▸ **Task requirements**
Your answer should consist of all lines in the listing that hold the word "Chay".

▸ **Supplied records**
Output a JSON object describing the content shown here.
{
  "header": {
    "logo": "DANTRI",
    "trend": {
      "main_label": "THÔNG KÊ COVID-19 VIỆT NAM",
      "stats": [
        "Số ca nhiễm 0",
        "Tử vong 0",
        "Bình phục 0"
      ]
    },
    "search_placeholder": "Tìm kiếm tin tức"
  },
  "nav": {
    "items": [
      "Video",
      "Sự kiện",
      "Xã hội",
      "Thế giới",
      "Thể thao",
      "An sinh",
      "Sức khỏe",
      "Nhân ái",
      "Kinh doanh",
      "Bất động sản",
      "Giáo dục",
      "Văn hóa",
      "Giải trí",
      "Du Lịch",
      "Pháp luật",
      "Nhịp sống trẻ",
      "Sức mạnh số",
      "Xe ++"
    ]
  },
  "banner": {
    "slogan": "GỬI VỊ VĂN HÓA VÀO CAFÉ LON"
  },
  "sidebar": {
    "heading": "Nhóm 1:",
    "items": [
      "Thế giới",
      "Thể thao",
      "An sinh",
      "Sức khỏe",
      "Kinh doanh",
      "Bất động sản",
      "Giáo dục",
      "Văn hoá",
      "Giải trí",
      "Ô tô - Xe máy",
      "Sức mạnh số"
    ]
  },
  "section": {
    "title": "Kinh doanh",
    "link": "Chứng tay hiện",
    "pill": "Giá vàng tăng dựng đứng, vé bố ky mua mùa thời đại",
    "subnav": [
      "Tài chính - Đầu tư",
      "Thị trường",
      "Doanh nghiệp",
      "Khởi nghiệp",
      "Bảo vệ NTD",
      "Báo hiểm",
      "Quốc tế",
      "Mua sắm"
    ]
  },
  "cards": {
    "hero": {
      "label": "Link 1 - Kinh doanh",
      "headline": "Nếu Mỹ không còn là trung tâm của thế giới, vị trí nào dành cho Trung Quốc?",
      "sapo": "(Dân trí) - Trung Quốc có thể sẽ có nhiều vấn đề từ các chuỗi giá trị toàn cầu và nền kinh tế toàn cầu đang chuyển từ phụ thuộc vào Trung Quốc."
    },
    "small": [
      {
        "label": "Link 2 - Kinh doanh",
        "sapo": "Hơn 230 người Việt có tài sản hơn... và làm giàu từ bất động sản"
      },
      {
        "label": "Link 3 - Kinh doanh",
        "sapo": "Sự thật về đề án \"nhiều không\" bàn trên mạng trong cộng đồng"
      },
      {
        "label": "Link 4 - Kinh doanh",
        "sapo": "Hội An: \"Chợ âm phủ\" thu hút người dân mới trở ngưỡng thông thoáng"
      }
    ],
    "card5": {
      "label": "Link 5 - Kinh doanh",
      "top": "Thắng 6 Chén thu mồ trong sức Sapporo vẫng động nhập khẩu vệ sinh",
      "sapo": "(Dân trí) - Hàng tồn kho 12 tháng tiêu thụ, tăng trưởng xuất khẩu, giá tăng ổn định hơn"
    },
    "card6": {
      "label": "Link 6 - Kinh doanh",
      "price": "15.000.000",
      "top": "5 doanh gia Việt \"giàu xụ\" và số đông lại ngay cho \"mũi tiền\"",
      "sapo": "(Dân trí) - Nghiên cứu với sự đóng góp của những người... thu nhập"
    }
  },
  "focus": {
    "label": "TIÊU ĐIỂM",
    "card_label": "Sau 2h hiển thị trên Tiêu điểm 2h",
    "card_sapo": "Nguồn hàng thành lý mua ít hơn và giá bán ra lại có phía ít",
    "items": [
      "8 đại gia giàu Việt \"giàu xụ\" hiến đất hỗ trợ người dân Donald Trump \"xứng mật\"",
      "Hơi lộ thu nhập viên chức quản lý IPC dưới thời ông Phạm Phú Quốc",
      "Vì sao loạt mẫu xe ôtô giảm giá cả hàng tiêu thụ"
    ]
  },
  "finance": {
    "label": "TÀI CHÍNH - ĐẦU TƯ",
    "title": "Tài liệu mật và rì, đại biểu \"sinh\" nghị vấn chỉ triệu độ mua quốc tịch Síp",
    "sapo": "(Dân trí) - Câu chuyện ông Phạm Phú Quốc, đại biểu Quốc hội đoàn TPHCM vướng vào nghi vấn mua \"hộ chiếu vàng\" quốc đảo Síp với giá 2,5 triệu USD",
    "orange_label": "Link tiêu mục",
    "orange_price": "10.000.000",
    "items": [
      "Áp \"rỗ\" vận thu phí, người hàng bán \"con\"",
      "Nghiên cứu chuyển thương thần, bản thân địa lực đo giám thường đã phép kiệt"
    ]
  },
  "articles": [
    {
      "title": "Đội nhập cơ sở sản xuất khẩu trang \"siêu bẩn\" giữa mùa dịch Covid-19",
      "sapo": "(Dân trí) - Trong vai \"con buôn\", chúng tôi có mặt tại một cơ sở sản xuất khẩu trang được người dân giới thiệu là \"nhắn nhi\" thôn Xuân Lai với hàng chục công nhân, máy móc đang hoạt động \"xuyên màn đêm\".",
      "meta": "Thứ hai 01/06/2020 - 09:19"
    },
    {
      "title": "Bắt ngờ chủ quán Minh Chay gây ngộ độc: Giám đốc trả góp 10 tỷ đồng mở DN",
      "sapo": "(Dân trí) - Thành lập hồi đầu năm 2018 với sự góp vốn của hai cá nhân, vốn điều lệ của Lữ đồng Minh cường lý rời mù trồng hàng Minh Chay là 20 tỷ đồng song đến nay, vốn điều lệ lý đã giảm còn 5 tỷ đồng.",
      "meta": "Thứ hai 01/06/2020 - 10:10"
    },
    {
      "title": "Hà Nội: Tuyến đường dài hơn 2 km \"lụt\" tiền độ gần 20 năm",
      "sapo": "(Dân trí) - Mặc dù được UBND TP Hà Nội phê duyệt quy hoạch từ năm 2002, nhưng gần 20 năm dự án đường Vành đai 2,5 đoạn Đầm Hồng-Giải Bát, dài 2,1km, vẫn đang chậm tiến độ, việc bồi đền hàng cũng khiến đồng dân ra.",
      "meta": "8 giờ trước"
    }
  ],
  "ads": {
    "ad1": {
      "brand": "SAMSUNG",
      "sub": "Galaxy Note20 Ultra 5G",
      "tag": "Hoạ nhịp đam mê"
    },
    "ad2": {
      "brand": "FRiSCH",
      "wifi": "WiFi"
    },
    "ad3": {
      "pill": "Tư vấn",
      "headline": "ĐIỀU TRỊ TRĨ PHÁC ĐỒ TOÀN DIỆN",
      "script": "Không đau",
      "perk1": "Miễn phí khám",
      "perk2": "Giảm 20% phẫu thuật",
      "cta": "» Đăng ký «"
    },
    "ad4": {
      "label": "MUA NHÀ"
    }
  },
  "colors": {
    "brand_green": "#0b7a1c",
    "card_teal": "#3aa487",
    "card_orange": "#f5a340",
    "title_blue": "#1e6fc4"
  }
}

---

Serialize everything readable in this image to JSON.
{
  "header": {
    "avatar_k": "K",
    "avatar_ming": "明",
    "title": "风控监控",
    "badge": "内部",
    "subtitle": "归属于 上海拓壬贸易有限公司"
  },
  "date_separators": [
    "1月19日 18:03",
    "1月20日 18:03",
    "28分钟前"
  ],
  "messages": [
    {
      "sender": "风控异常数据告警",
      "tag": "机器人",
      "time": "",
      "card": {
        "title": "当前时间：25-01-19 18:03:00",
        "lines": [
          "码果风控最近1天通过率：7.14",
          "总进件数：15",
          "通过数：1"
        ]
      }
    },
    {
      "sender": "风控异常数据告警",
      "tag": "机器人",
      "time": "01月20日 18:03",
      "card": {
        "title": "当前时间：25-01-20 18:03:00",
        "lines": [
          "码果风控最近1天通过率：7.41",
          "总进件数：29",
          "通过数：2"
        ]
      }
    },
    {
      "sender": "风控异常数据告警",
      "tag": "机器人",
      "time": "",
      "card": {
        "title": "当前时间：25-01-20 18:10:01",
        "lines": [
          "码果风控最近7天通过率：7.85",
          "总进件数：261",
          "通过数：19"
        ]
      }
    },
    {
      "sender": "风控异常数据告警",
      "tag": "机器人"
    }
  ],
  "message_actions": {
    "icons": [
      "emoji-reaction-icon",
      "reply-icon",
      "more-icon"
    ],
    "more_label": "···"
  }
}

▸ **Answer section**
      "title": "Bắt ngờ chủ quán Minh Chay gây ngộ độc: Giám đốc trả góp 10 tỷ đồng mở DN",
      "sapo": "(Dân trí) - Thành lập hồi đầu năm 2018 với sự góp vốn của hai cá nhân, vốn điều lệ của Lữ đồng Minh cường lý rời mù trồng hàng Minh Chay là 20 tỷ đồng song đến nay, vốn điều lệ lý đã giảm còn 5 tỷ đồng.",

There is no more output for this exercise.